Exercise description: This exercise asks for every line of the material that includes the word "Values".

The records:

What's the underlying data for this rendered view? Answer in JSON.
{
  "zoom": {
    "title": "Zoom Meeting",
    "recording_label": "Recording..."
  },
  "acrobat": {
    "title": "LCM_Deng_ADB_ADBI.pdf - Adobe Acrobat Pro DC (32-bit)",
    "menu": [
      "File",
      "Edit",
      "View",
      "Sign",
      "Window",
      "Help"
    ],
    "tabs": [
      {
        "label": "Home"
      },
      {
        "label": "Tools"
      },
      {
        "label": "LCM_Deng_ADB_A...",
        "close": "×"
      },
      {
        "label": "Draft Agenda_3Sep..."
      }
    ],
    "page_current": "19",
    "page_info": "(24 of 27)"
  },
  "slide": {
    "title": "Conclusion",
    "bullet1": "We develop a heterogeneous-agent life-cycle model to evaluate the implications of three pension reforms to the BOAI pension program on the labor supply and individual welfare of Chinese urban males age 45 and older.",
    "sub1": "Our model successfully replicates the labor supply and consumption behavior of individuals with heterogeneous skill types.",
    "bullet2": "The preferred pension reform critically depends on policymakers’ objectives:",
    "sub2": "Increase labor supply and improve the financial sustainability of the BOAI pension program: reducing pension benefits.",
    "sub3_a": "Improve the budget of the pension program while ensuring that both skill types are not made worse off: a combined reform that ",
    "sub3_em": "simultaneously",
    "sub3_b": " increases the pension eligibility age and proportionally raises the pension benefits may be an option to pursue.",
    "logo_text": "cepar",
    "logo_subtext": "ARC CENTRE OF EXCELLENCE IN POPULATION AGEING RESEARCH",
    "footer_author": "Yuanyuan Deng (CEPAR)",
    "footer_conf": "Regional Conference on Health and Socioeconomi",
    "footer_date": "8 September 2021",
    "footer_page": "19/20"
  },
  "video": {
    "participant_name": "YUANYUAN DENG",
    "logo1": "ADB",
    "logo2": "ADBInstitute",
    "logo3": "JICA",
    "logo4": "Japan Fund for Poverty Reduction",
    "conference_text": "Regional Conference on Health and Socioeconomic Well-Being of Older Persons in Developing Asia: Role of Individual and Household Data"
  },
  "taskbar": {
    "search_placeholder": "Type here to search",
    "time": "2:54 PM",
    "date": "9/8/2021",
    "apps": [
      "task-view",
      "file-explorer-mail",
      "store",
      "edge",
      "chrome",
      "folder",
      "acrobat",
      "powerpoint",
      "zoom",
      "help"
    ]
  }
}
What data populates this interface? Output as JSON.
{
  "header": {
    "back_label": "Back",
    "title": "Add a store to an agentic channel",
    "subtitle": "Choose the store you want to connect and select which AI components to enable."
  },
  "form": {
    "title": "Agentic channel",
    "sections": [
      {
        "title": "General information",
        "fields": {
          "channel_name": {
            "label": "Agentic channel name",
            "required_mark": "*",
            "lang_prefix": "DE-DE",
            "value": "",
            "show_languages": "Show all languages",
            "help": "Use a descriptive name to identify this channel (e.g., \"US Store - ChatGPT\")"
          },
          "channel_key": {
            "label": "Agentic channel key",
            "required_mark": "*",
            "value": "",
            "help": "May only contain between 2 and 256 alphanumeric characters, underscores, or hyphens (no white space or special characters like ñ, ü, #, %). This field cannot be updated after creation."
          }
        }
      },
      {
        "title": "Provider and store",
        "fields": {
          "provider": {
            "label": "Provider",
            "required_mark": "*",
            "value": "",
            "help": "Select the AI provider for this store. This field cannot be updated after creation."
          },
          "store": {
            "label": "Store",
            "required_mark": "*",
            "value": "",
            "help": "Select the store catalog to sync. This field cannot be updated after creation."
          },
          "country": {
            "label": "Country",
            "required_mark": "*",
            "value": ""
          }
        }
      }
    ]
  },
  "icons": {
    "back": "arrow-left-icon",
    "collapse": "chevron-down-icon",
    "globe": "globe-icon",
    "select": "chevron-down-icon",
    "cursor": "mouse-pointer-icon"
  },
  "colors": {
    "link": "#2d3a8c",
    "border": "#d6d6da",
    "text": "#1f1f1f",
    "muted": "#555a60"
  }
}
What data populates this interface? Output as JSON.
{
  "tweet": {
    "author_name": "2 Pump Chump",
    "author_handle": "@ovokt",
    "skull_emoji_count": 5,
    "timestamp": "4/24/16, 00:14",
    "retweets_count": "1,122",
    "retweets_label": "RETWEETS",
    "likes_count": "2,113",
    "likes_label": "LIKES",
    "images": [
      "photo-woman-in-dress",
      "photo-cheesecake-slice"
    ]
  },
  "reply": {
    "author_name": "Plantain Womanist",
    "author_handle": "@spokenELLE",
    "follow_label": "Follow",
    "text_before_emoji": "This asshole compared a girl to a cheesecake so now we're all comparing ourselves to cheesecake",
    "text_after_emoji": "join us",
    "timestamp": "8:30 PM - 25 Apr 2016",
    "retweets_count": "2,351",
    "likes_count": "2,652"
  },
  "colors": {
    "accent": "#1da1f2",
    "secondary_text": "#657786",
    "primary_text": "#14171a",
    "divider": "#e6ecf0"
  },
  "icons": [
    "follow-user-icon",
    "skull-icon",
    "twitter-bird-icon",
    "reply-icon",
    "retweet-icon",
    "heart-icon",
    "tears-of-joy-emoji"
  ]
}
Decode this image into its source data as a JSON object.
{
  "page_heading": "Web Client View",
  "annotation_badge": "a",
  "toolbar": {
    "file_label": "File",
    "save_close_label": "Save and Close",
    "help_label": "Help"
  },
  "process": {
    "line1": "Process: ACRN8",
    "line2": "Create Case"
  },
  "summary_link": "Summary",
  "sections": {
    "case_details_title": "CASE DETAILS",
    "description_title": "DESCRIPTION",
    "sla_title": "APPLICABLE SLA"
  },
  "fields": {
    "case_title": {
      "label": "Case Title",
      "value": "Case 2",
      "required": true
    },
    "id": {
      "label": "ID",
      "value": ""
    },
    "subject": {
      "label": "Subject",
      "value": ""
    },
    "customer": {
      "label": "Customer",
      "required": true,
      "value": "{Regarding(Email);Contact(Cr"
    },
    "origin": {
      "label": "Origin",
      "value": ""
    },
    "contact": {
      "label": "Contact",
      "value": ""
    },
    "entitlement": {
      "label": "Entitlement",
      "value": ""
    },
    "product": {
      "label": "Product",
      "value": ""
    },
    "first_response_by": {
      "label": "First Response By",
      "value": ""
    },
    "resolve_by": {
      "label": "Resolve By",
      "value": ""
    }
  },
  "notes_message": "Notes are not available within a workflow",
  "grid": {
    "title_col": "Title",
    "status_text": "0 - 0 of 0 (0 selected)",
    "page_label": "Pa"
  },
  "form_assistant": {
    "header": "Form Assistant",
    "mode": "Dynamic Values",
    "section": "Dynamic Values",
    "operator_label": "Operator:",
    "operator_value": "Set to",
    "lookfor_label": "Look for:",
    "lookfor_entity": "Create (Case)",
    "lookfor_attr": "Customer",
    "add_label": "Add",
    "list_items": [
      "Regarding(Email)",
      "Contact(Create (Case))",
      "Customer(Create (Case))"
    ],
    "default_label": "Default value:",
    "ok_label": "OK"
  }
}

Answer for this exercise:
    "mode": "Dynamic Values",
    "section": "Dynamic Values",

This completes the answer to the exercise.